KBR has received a five-year task order from the U.S. Air Force to safeguard the service branch’s technical architecture and software.
The $44 million task order is in support of the Air Force Life Cycle Management Cyber Systems Engineering Directorate and puts KBR in charge of ensuring that USAF computer programs are not tampered with, intercepted, disclosed, modified or destroyed by unwanted parties, the Houston, Texas-based contractor said Monday.
“We are excited to be a part of this significant project to protect the Air Force’s most vital systems, to include command and control, force protection and emerging technology systems and capabilities,” said Byron Bright, president of KBR government solutions.
KBR’s work under the task order will entail research, analysis and evaluations of various USAF programs in order to detect, diminish and purge weak spots in their digital lines of defense. The contractor’s efforts are aimed to lessen cyber risks for USAF systems and software users. The team will also run tests in order to gauge the proper installation of information security policies and procedures recommended by the Department of Defense, USAF and the Federal Information Security Modernization Act.

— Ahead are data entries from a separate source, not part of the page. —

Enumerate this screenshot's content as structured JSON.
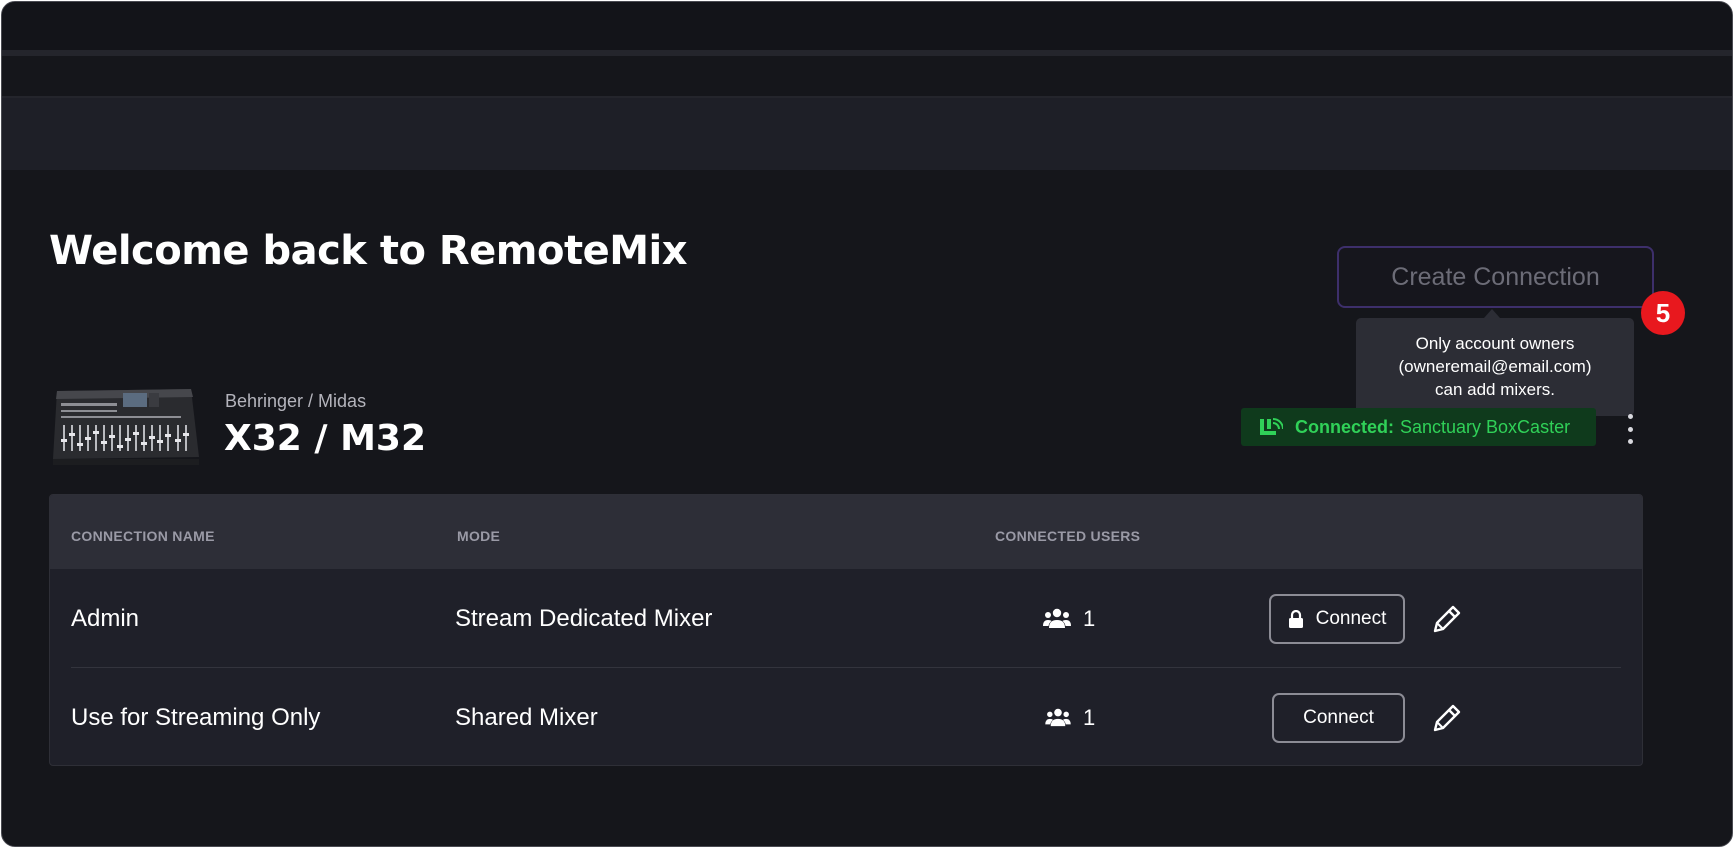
{
  "page": {
    "title": "Welcome back to RemoteMix"
  },
  "create_button": {
    "label": "Create Connection"
  },
  "step_badge": "5",
  "tooltip": {
    "line1": "Only account owners",
    "line2": "(owneremail@email.com)",
    "line3": "can add mixers."
  },
  "mixer": {
    "brand": "Behringer / Midas",
    "model": "X32 / M32",
    "status_label": "Connected:",
    "status_value": "Sanctuary BoxCaster",
    "status_color": "#30d158"
  },
  "table": {
    "headers": [
      "CONNECTION NAME",
      "MODE",
      "CONNECTED USERS"
    ],
    "rows": [
      {
        "name": "Admin",
        "mode": "Stream Dedicated Mixer",
        "users": "1",
        "button": "Connect",
        "locked": true
      },
      {
        "name": "Use for Streaming Only",
        "mode": "Shared Mixer",
        "users": "1",
        "button": "Connect",
        "locked": false
      }
    ]
  },
  "colors": {
    "accent_border": "#3d2f6b",
    "badge": "#e8181e",
    "background": "#15161b"
  },
  "icons": [
    "mixer-console-image",
    "broadcast-icon",
    "kebab-menu-icon",
    "users-icon",
    "lock-icon",
    "pencil-icon"
  ]
}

The task order was awarded under the DOD Information Analysis Center’s multiple-award contract vehicle. The MAC vehicle is an ongoing effort by the USAF’s 774th Enterprise Sourcing Squadron to bolster the knowledge base of the Defense Technical Information Center and contribute resources to the research and development and science and technology communities.
Bright, who is a three-time recipient of the Wash100 Award, also shared that the new award is indicative of the company’s deepening cybersecurity capabilities and builds on a series of new wins for KBR in Air Force cybersecurity.
Among these recent USAF contracts are two DOD IAC MAC awards for KBR announced last week, amounting to $106 million. One is a $65 million five-year recompete task order to conduct test and evaluation, among other services, for the C-130 aircraft. The other is a $41 million recompete task order to perform research, analysis and supply recommendations for a Air Force Life Cycle Management Center training platform.